Every 3-minutes in this country, a woman is diagnosed with breast cancer. Did you know that thousands of those women are under the age of 40?
Stephanie Warren Pendray, a mom (of twins!) who lives in Darien, was first diagnosed with breast cancer at the age of 26. Yes, TWENTY-SIX. She had no family history, and didn’t test positive for the BRCA gene mutation commonly associated with breast cancer diagnoses. I’m not telling you her story to scare you, I’m sharing it to inspire you, and bring awareness. Stephanie underwent treatment at 26, and was diagnosed with cancer yet again, 10-years later. For years after that, she and her husband tried to start a family. They experienced miscarriages, heartbreak, and tears. But today, she is cancer-free, and a mom to beautiful twins, Brooke and Robert.
Jamie Pleva-Nickerson is also a Fairfield County mom, living in Danbury with her husband and their twin girls. Jamie was diagnosed with cancer at the age of 29, shortly before her sister passed away from breast cancer at the age of 41. Here is some advice Stephanie and Jamie have for other young women, whether you’ve dealt with breast cancer in your family or not.
Know your body:
When you think something is wrong, be proactive. Every time Stephanie was diagnosed, SHE was the one who found the lump in her breast. Fortunately her doctor took her concerns seriously, but I know many young women who had to go to numerous doctors before finally receiving a cancer diagnosis, because their doctors dismissed their initial concerns. “You’re too young for breast cancer,” is something many women have heard at one point. Jamie is convinced her sister would be alive today if doctors had taken her initial concerns seriously.
It can happen to anyone:

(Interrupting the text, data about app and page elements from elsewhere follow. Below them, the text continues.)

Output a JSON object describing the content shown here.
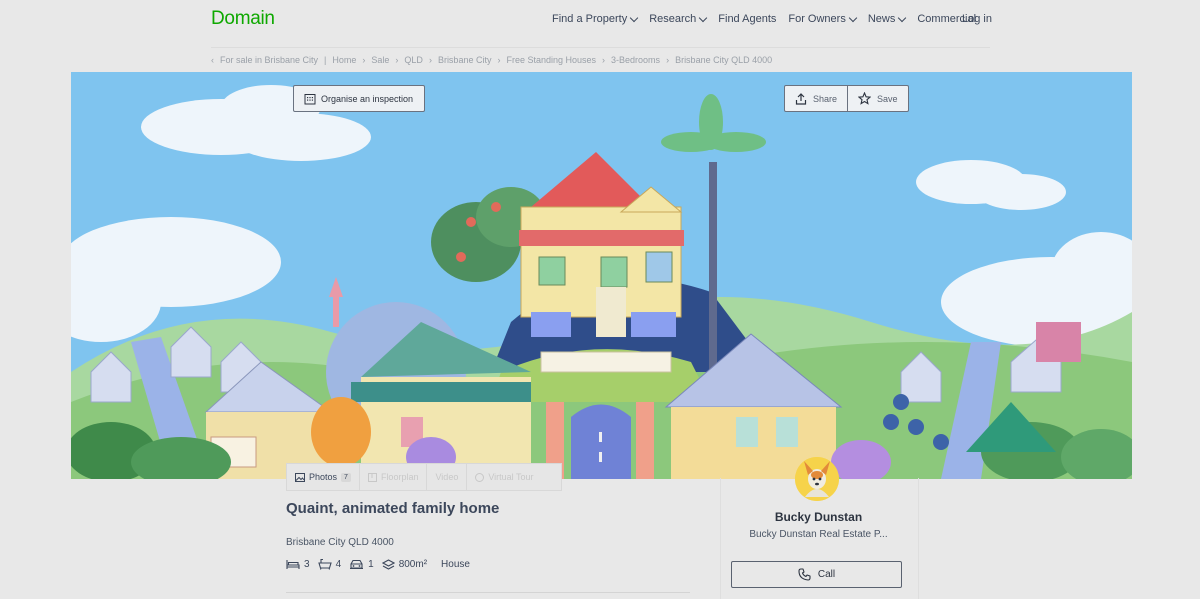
{
  "header": {
    "logo": "Domain",
    "nav": [
      {
        "label": "Find a Property",
        "dropdown": true
      },
      {
        "label": "Research",
        "dropdown": true
      },
      {
        "label": "Find Agents",
        "dropdown": false
      },
      {
        "label": "For Owners",
        "dropdown": true
      },
      {
        "label": "News",
        "dropdown": true
      },
      {
        "label": "Commercial",
        "dropdown": false
      }
    ],
    "login": "Log in"
  },
  "breadcrumb": {
    "back": "For sale in Brisbane City",
    "items": [
      "Home",
      "Sale",
      "QLD",
      "Brisbane City",
      "Free Standing Houses",
      "3-Bedrooms",
      "Brisbane City QLD 4000"
    ]
  },
  "hero_actions": {
    "inspection": "Organise an inspection",
    "share": "Share",
    "save": "Save"
  },
  "media_tabs": {
    "photos": "Photos",
    "photos_count": "7",
    "tab2": "Floorplan",
    "tab3": "Video",
    "tab4": "Virtual Tour"
  },
  "listing": {
    "title": "Quaint, animated family home",
    "address": "Brisbane City QLD 4000",
    "beds": "3",
    "baths": "4",
    "parking": "1",
    "land": "800m²",
    "type": "House"
  },
  "agent": {
    "name": "Bucky Dunstan",
    "agency": "Bucky Dunstan Real Estate P...",
    "call": "Call"
  },
  "colors": {
    "brand": "#0ea800",
    "text": "#3c475b",
    "sky": "#7fc4ef"
  }
}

In Stephanie’s words, “Cancer doesn’t discriminate.” It has no age limit (or minimum). While celebrities like Angelina Jolie and Christina Applegate have made people more aware of breast cancer and the BRCA gene, there are still far too many women who don’t know they are at risk. And here’s a scary statistic, for all of us mamas: Breast cancer is the most common cancer in pregnant and postpartum women. It occurs in about 1 in 3,000 pregnant and lactating women!* And to make matters worse, it’s sometimes hard to detect a lump because of the natural tenderness and engorgement of the breasts of pregnant and lactating women. So, be aware of any changes in their look or feel, and have a breast exam as part of routine doctor’s visits if you are pregnant or lactating. (*Statistics from www.youngsurvival.org).
You CAN have a family:
Since day 1 of her cancer diagnosis, Stephanie says she always wanted a family. It was a long journey, but she and her husband now have 2-beautiful babies, via a surrogate.
Jamie has beautiful twin girls, conceived via IVF, thanks to the fact that she also froze her eggs before treatment. (Advice she received from another cancer survivor, after whom she named one of her twins!).
As Stephanie says, families come in all different shapes and sizes, and no matter how you conceive a child, or if you adopt a child, it is still the greatest joy!
Reach out for support:
Both Stephanie and Jamie are actively involved in the Young Survival Coalition, a non-profit organization dedicated to supporting young women with breast cancer. It was through this organization they were able to find other young women battling breast cancer, and talk openly about fertility struggles. The YSC is holding their annual fundraiser on May 8th in NYC, where Stephanie will be honored this year.
It promises to be an amazing night out, and you will be guaranteed to meet women and moms who will inspire you! You can also log onto the YSC’s website for more info.
I am passionate about breast cancer awareness because my mother is a breast cancer survivor as well. (And she is doing amazing. My hero!) But sadly, in the roughly 3-minutes it took to read this blog, yet another woman has been told that she has breast cancer. Hopefully through research, and organizations like the YSC, we can put an end to this vicious cycle.
Has your family been affected by breast cancer? Are you proactive about checking yourself?